Eight OFD1 patients have been diagnosed in Finland, consisting of a population of about 5 million, during the last 20 years. In all of them, a mutation in the recently identified OFD1 (Cxorf5) gene was found. Two of them were nonsense, one missense, and one splice mutation. The clinical features were characteristic in every patient. Interestingly, one of our patients had short fourth metatarsals, similar to a patient described by Ferrante et al.8 Mild or moderate mental retardation was seen in one of the families with the two daughters with learning difficulties.

  • Oral-facial-digital syndrome type 1 (OFD1) is an X linked dominant disorder characterised by malformations in the face, oral cavity, and digits with a wide phenotypic variation. Recently, mutations in the OFD1 gene (Cxorf5) at Xp22 were found to underlie OFD1. We report here the identification of four novel mutations in the OFD1 gene in the Finnish families, two of which are familial and two sporadic.

  • In the familial cases a splice mutation T>G in intron 5 in the mother and her daughter was identified resulting in an abnormal splicing, and in the second family a nonsense mutation 1887-1888insAT in exon 16 was detected in the mother and her two daughters. Analysis of the sporadic cases showed a missense mutation 235G>A in exon 3 and a single nucleotide deletion 1409delA leading to a nonsense mutation in exon 13. Three of the mutations in this study were located in the same exons as in the original study.

  • Our study confirms the causative role of the OFD1 gene in the pathogenesis of oral-facial-digital syndrome type 1.
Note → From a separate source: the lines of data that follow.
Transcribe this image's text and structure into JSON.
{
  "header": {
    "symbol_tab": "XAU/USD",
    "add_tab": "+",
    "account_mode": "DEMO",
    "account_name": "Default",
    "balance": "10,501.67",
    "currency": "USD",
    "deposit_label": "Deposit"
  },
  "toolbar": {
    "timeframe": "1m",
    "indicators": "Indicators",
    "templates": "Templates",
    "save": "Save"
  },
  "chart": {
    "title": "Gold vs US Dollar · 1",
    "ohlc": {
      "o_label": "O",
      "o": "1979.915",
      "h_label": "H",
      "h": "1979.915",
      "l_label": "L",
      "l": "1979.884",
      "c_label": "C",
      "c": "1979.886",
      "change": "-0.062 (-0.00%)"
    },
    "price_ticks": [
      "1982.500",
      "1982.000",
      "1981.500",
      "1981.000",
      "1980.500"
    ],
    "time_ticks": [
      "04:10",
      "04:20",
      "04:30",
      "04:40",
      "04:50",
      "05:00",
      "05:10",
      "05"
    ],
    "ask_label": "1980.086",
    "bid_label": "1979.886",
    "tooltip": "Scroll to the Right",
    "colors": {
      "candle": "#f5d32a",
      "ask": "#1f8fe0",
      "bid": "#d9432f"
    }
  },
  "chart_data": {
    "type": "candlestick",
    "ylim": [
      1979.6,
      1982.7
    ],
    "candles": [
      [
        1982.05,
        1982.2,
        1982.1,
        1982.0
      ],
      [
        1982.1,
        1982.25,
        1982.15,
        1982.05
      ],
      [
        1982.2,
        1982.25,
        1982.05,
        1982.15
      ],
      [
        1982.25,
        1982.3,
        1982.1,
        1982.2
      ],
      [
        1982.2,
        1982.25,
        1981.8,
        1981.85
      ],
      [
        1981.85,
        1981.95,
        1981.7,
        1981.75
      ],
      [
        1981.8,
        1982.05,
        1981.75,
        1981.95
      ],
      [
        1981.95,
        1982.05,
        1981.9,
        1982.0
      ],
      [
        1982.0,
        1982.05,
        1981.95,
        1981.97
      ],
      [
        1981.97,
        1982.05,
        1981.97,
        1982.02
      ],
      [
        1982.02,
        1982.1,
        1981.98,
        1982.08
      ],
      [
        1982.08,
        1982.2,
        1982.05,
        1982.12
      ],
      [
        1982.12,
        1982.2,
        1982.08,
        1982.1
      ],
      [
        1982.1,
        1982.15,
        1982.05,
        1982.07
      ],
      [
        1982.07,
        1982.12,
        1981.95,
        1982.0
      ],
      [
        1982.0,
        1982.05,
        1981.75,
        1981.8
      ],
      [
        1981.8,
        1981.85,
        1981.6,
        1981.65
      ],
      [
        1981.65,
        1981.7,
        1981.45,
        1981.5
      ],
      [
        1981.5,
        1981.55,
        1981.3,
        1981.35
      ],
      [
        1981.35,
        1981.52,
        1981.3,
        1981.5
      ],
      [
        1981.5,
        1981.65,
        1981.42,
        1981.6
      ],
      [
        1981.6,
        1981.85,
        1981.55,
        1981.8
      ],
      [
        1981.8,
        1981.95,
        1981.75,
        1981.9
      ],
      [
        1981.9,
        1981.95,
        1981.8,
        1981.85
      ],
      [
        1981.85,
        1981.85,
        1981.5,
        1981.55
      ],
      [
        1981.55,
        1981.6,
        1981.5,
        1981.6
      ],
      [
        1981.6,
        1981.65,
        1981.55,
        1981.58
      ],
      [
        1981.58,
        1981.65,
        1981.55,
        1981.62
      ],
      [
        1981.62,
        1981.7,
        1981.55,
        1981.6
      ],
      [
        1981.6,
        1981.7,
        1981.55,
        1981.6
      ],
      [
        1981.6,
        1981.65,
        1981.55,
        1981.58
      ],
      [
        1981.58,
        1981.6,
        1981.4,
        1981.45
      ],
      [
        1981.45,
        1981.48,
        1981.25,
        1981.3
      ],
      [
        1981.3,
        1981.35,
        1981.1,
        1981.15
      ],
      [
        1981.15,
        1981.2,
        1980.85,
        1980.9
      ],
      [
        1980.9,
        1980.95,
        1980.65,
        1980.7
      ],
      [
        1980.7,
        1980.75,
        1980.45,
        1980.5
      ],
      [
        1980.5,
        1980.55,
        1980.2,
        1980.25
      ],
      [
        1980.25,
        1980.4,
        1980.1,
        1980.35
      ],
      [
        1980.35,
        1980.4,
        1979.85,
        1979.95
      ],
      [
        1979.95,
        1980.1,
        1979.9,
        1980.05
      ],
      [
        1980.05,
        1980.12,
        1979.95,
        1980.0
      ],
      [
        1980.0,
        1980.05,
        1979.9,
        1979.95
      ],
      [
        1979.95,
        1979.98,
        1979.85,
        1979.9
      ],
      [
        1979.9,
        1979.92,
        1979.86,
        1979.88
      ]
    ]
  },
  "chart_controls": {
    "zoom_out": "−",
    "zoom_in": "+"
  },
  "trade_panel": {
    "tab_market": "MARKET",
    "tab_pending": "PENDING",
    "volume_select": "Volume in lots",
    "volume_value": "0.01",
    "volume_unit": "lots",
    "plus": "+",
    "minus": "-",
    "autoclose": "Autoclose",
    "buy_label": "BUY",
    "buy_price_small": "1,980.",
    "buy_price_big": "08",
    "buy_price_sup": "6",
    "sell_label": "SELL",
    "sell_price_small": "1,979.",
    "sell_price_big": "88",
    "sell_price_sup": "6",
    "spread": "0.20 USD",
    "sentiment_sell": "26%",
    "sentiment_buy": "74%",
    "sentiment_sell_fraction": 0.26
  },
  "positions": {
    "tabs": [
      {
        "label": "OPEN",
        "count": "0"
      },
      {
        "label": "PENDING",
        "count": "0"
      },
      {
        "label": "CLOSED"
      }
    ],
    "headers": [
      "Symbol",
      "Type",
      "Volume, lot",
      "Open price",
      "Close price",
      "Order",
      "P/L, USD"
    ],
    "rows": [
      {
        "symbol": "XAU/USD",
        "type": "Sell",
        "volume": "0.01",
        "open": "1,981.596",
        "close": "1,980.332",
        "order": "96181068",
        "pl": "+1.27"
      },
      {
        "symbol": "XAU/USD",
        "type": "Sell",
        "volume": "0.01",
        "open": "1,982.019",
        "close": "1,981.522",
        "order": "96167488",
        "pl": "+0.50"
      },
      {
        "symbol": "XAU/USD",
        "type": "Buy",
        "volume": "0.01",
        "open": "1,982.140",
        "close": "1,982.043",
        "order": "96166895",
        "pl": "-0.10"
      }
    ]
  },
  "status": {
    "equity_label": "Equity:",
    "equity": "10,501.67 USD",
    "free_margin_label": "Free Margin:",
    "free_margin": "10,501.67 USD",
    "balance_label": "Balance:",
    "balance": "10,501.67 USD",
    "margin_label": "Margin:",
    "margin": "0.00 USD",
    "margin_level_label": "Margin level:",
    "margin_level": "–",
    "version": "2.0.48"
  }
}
Renal involvement in OFD1 cases may be as high as 50%.10 In three out of eight Finnish patients, polycystic kidney disease was present, and one of them received a new kidney at the age of 44 years. The mutations that were associated with polycystic kidney disease in the Finnish patients were the splice mutation in intron 5 and a missense mutation G>A at nucleotide 235 in exon 3. In the original report by Ferrante et al,8 polycystic kidney disease was also associated with mutations in exon 3 but also in intron 4. Polycystic kidney disease usually manifests in adulthood, so two of our patients are too young to be able to draw any conclusions about kidney disease.

When analysing the phenotype-genotype correlation concerning mental retardation associated with this syndrome, mild to moderate mental retardation or learning difficulties were reported with mutations in exons 3, 13, and 16, and intron 4 in the original study.8 In this study, only the frameshift mutation in exon 16 was associated with learning difficulties in two out of three members of the same family. Further studies are needed to know whether certain mutations are more frequently associated with kidney disease or mental retardation, the findings that are important in genetic counselling when predicting the outcome of the disease.

The OFD1 gene contains 23 coding exons (GenBank accession numbers Y15164 and Y16355) with unknown function.11 Interestingly, three of the mutations found in this study are located in the same exons 3, 13, and 16 as the mutations reported in the original study by Ferrante et al,8 suggesting that these exons might represent regions for mutational hot spots. Functional studies of both the wild type OFD1 gene and the mutants are needed to understand the disease mechanism underlying OFD1.

In conclusion, we report here the identification of four novel mutations in the OFD1 gene in seven Finnish patients with oral-facial-digital syndrome type I. Our results confirm the causative role of the OFD1 gene in the pathogenesis of this syndrome.


We are grateful to the patients and their families for their participation in this study. We thank Sirkka Elfving and Eino Puhakainen for encouragement during this study and the personnel of the Laboratory of Molecular Genetics for technical help. Financial support from Helsinki University Hospital Research Funding is acknowledged.